[Provided material — start]

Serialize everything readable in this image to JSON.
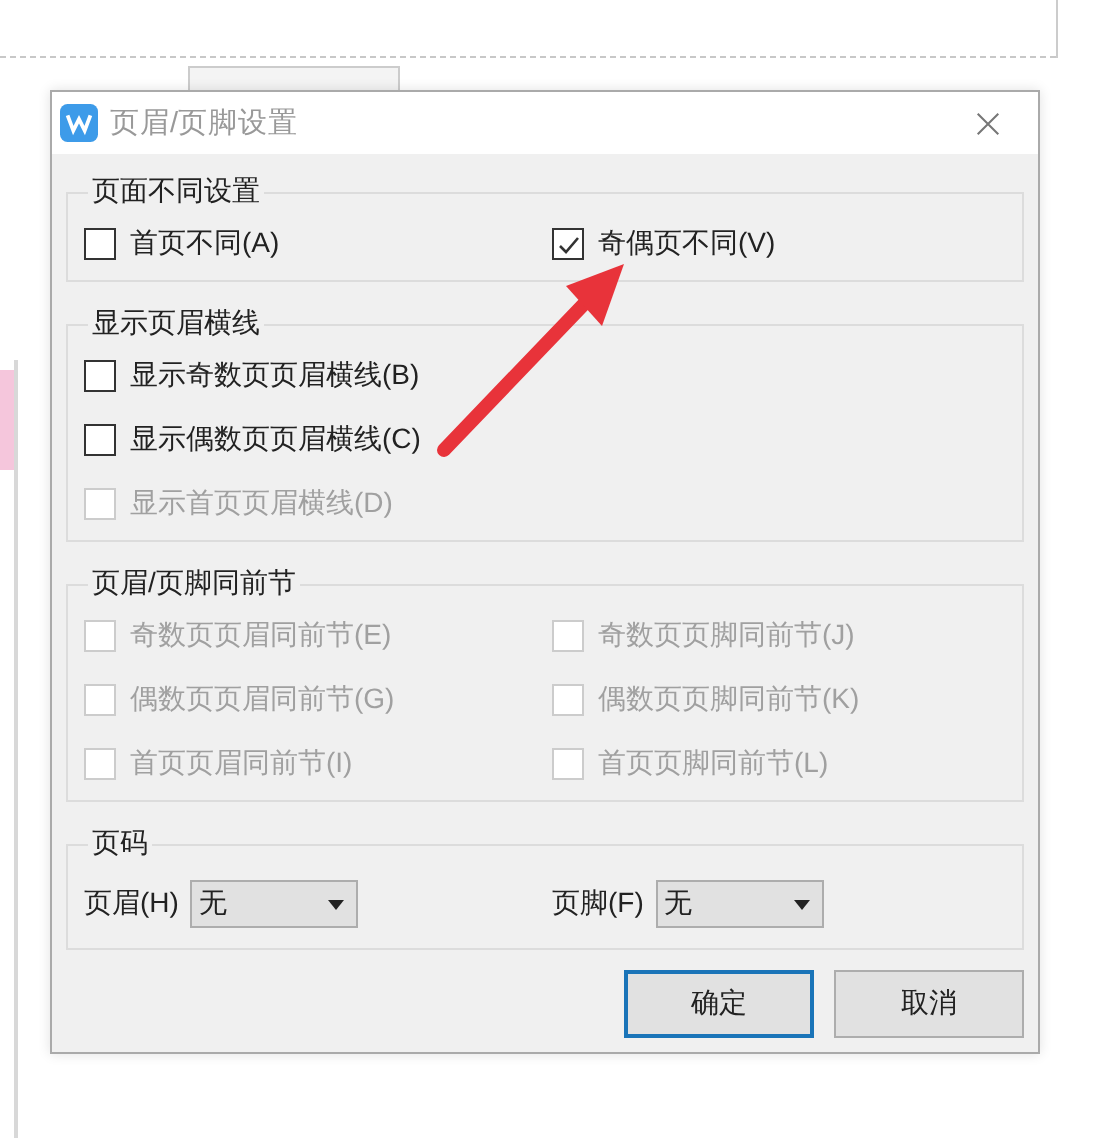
{
  "dialog": {
    "title": "页眉/页脚设置",
    "groups": [
      {
        "title": "页面不同设置",
        "kind": "two-column",
        "options": [
          {
            "label": "首页不同(A)",
            "checked": false,
            "disabled": false
          },
          {
            "label": "奇偶页不同(V)",
            "checked": true,
            "disabled": false
          }
        ]
      },
      {
        "title": "显示页眉横线",
        "kind": "one-column",
        "options": [
          {
            "label": "显示奇数页页眉横线(B)",
            "checked": false,
            "disabled": false
          },
          {
            "label": "显示偶数页页眉横线(C)",
            "checked": false,
            "disabled": false
          },
          {
            "label": "显示首页页眉横线(D)",
            "checked": false,
            "disabled": true
          }
        ]
      },
      {
        "title": "页眉/页脚同前节",
        "kind": "two-column",
        "options": [
          {
            "label": "奇数页页眉同前节(E)",
            "checked": false,
            "disabled": true
          },
          {
            "label": "奇数页页脚同前节(J)",
            "checked": false,
            "disabled": true
          },
          {
            "label": "偶数页页眉同前节(G)",
            "checked": false,
            "disabled": true
          },
          {
            "label": "偶数页页脚同前节(K)",
            "checked": false,
            "disabled": true
          },
          {
            "label": "首页页眉同前节(I)",
            "checked": false,
            "disabled": true
          },
          {
            "label": "首页页脚同前节(L)",
            "checked": false,
            "disabled": true
          }
        ]
      },
      {
        "title": "页码",
        "kind": "selects",
        "fields": [
          {
            "label": "页眉(H)",
            "value": "无"
          },
          {
            "label": "页脚(F)",
            "value": "无"
          }
        ]
      }
    ],
    "buttons": [
      {
        "label": "确定",
        "default": true
      },
      {
        "label": "取消",
        "default": false
      }
    ]
  }
}
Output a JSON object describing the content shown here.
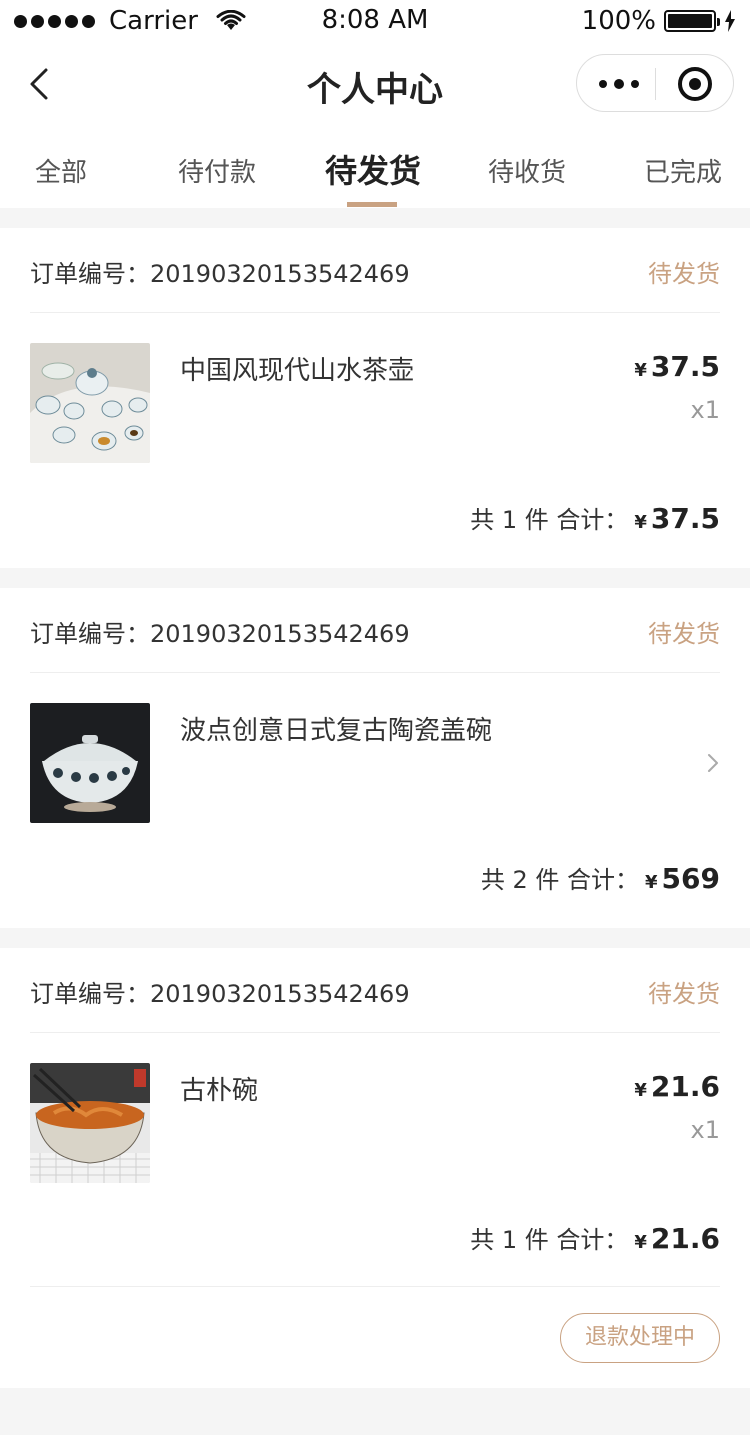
{
  "status_bar": {
    "carrier": "Carrier",
    "time": "8:08 AM",
    "battery": "100%"
  },
  "nav": {
    "title": "个人中心"
  },
  "tabs": [
    {
      "label": "全部",
      "active": false
    },
    {
      "label": "待付款",
      "active": false
    },
    {
      "label": "待发货",
      "active": true
    },
    {
      "label": "待收货",
      "active": false
    },
    {
      "label": "已完成",
      "active": false
    }
  ],
  "colors": {
    "accent": "#c9a282",
    "background": "#f5f5f5",
    "text": "#333333"
  },
  "orders": [
    {
      "order_no_label": "订单编号：",
      "order_no": "20190320153542469",
      "status": "待发货",
      "product_name": "中国风现代山水茶壶",
      "currency": "¥",
      "price": "37.5",
      "qty": "x1",
      "count_text": "共 1 件 合计：",
      "total": "37.5"
    },
    {
      "order_no_label": "订单编号：",
      "order_no": "20190320153542469",
      "status": "待发货",
      "product_name": "波点创意日式复古陶瓷盖碗",
      "currency": "¥",
      "count_text": "共 2 件 合计：",
      "total": "569"
    },
    {
      "order_no_label": "订单编号：",
      "order_no": "20190320153542469",
      "status": "待发货",
      "product_name": "古朴碗",
      "currency": "¥",
      "price": "21.6",
      "qty": "x1",
      "count_text": "共 1 件 合计：",
      "total": "21.6",
      "action_label": "退款处理中"
    }
  ]
}
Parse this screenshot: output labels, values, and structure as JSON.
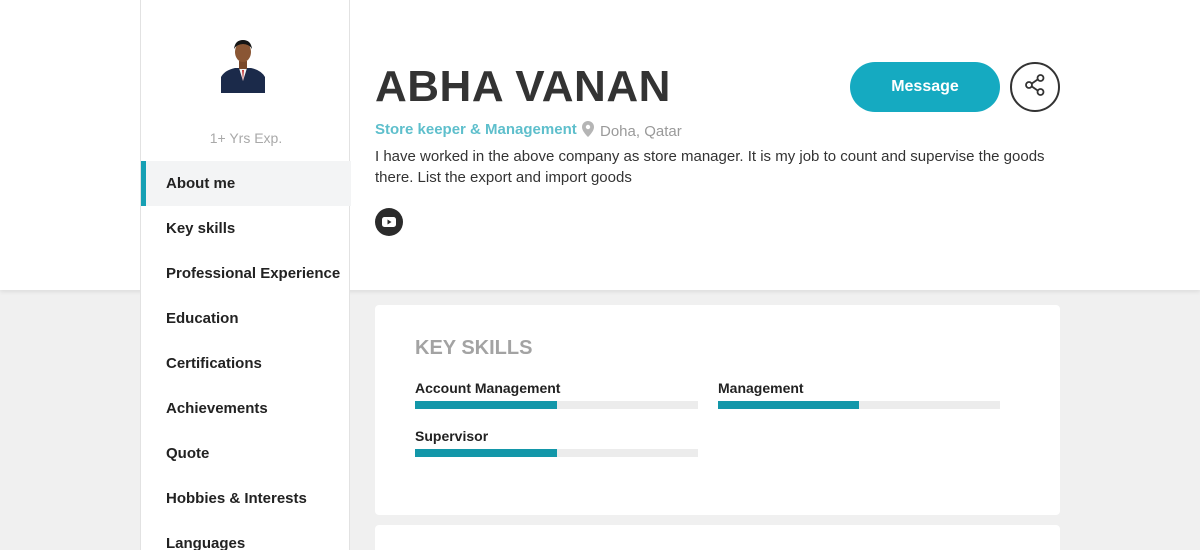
{
  "profile": {
    "name": "ABHA VANAN",
    "role": "Store keeper & Management",
    "location": "Doha, Qatar",
    "bio": "I have worked in the above company as store manager. It is my job to count and supervise the goods there. List the export and import goods",
    "experience": "1+ Yrs Exp."
  },
  "actions": {
    "message_label": "Message"
  },
  "sidebar": {
    "items": [
      {
        "label": "About me",
        "active": true
      },
      {
        "label": "Key skills"
      },
      {
        "label": "Professional Experience"
      },
      {
        "label": "Education"
      },
      {
        "label": "Certifications"
      },
      {
        "label": "Achievements"
      },
      {
        "label": "Quote"
      },
      {
        "label": "Hobbies & Interests"
      },
      {
        "label": "Languages"
      }
    ]
  },
  "key_skills": {
    "title": "KEY SKILLS",
    "skills": [
      {
        "label": "Account Management",
        "level": 0.5
      },
      {
        "label": "Management",
        "level": 0.5
      },
      {
        "label": "Supervisor",
        "level": 0.5
      }
    ]
  },
  "colors": {
    "accent": "#15aac1",
    "role_text": "#5ebfcc",
    "skill_fill": "#1397a9"
  },
  "icons": [
    "location-pin-icon",
    "youtube-icon",
    "share-icon"
  ]
}
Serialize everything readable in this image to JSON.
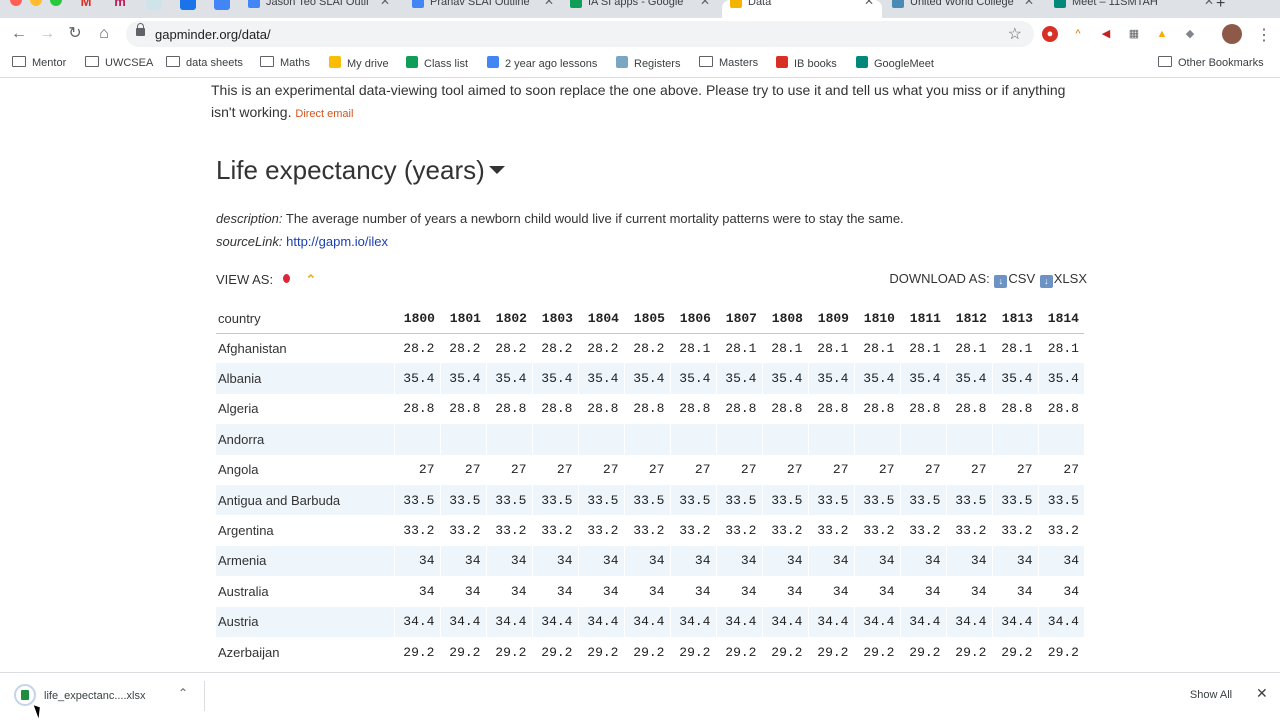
{
  "browser": {
    "tabs": [
      {
        "title": "Jason Teo SLAI Outli",
        "favicon": "docs-icon",
        "color": "#4285f4"
      },
      {
        "title": "Pranav SLAI Outline",
        "favicon": "docs-icon",
        "color": "#4285f4"
      },
      {
        "title": "IA SI apps - Google",
        "favicon": "sheets-icon",
        "color": "#0f9d58"
      },
      {
        "title": "Data",
        "favicon": "gapminder-icon",
        "color": "#f4b400",
        "active": true
      },
      {
        "title": "United World College",
        "favicon": "uwc-icon",
        "color": "#4a8bb5"
      },
      {
        "title": "Meet – 11SMTAH",
        "favicon": "meet-icon",
        "color": "#00897b"
      }
    ],
    "url": "gapminder.org/data/",
    "bookmarks": [
      {
        "label": "Mentor",
        "icon": "folder-icon"
      },
      {
        "label": "UWCSEA",
        "icon": "folder-icon"
      },
      {
        "label": "data sheets",
        "icon": "folder-icon"
      },
      {
        "label": "Maths",
        "icon": "folder-icon"
      },
      {
        "label": "My drive",
        "icon": "drive-icon"
      },
      {
        "label": "Class list",
        "icon": "sheets-icon"
      },
      {
        "label": "2 year ago lessons",
        "icon": "docs-icon"
      },
      {
        "label": "Registers",
        "icon": "registers-icon"
      },
      {
        "label": "Masters",
        "icon": "folder-icon"
      },
      {
        "label": "IB books",
        "icon": "ib-icon"
      },
      {
        "label": "GoogleMeet",
        "icon": "meet-icon"
      }
    ],
    "other_bookmarks": "Other Bookmarks"
  },
  "page": {
    "intro": "This is an experimental data-viewing tool aimed to soon replace the one above. Please try to use it and tell us what you miss or if anything isn't working.",
    "direct_email": "Direct email",
    "title": "Life expectancy (years)",
    "description_label": "description:",
    "description": "The average number of years a newborn child would live if current mortality patterns were to stay the same.",
    "source_label": "sourceLink:",
    "source_link": "http://gapm.io/ilex",
    "view_as": "VIEW AS:",
    "download_as": "DOWNLOAD AS:",
    "csv": "CSV",
    "xlsx": "XLSX"
  },
  "table": {
    "country_header": "country",
    "years": [
      "1800",
      "1801",
      "1802",
      "1803",
      "1804",
      "1805",
      "1806",
      "1807",
      "1808",
      "1809",
      "1810",
      "1811",
      "1812",
      "1813",
      "1814"
    ],
    "rows": [
      {
        "country": "Afghanistan",
        "values": [
          "28.2",
          "28.2",
          "28.2",
          "28.2",
          "28.2",
          "28.2",
          "28.1",
          "28.1",
          "28.1",
          "28.1",
          "28.1",
          "28.1",
          "28.1",
          "28.1",
          "28.1"
        ]
      },
      {
        "country": "Albania",
        "values": [
          "35.4",
          "35.4",
          "35.4",
          "35.4",
          "35.4",
          "35.4",
          "35.4",
          "35.4",
          "35.4",
          "35.4",
          "35.4",
          "35.4",
          "35.4",
          "35.4",
          "35.4"
        ]
      },
      {
        "country": "Algeria",
        "values": [
          "28.8",
          "28.8",
          "28.8",
          "28.8",
          "28.8",
          "28.8",
          "28.8",
          "28.8",
          "28.8",
          "28.8",
          "28.8",
          "28.8",
          "28.8",
          "28.8",
          "28.8"
        ]
      },
      {
        "country": "Andorra",
        "values": [
          "",
          "",
          "",
          "",
          "",
          "",
          "",
          "",
          "",
          "",
          "",
          "",
          "",
          "",
          ""
        ]
      },
      {
        "country": "Angola",
        "values": [
          "27",
          "27",
          "27",
          "27",
          "27",
          "27",
          "27",
          "27",
          "27",
          "27",
          "27",
          "27",
          "27",
          "27",
          "27"
        ]
      },
      {
        "country": "Antigua and Barbuda",
        "values": [
          "33.5",
          "33.5",
          "33.5",
          "33.5",
          "33.5",
          "33.5",
          "33.5",
          "33.5",
          "33.5",
          "33.5",
          "33.5",
          "33.5",
          "33.5",
          "33.5",
          "33.5"
        ]
      },
      {
        "country": "Argentina",
        "values": [
          "33.2",
          "33.2",
          "33.2",
          "33.2",
          "33.2",
          "33.2",
          "33.2",
          "33.2",
          "33.2",
          "33.2",
          "33.2",
          "33.2",
          "33.2",
          "33.2",
          "33.2"
        ]
      },
      {
        "country": "Armenia",
        "values": [
          "34",
          "34",
          "34",
          "34",
          "34",
          "34",
          "34",
          "34",
          "34",
          "34",
          "34",
          "34",
          "34",
          "34",
          "34"
        ]
      },
      {
        "country": "Australia",
        "values": [
          "34",
          "34",
          "34",
          "34",
          "34",
          "34",
          "34",
          "34",
          "34",
          "34",
          "34",
          "34",
          "34",
          "34",
          "34"
        ]
      },
      {
        "country": "Austria",
        "values": [
          "34.4",
          "34.4",
          "34.4",
          "34.4",
          "34.4",
          "34.4",
          "34.4",
          "34.4",
          "34.4",
          "34.4",
          "34.4",
          "34.4",
          "34.4",
          "34.4",
          "34.4"
        ]
      },
      {
        "country": "Azerbaijan",
        "values": [
          "29.2",
          "29.2",
          "29.2",
          "29.2",
          "29.2",
          "29.2",
          "29.2",
          "29.2",
          "29.2",
          "29.2",
          "29.2",
          "29.2",
          "29.2",
          "29.2",
          "29.2"
        ]
      }
    ]
  },
  "download_shelf": {
    "filename": "life_expectanc....xlsx",
    "show_all": "Show All"
  }
}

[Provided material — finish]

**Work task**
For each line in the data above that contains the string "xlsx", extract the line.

**The completed task**
    "xlsx": "XLSX"
    "filename": "life_expectanc....xlsx",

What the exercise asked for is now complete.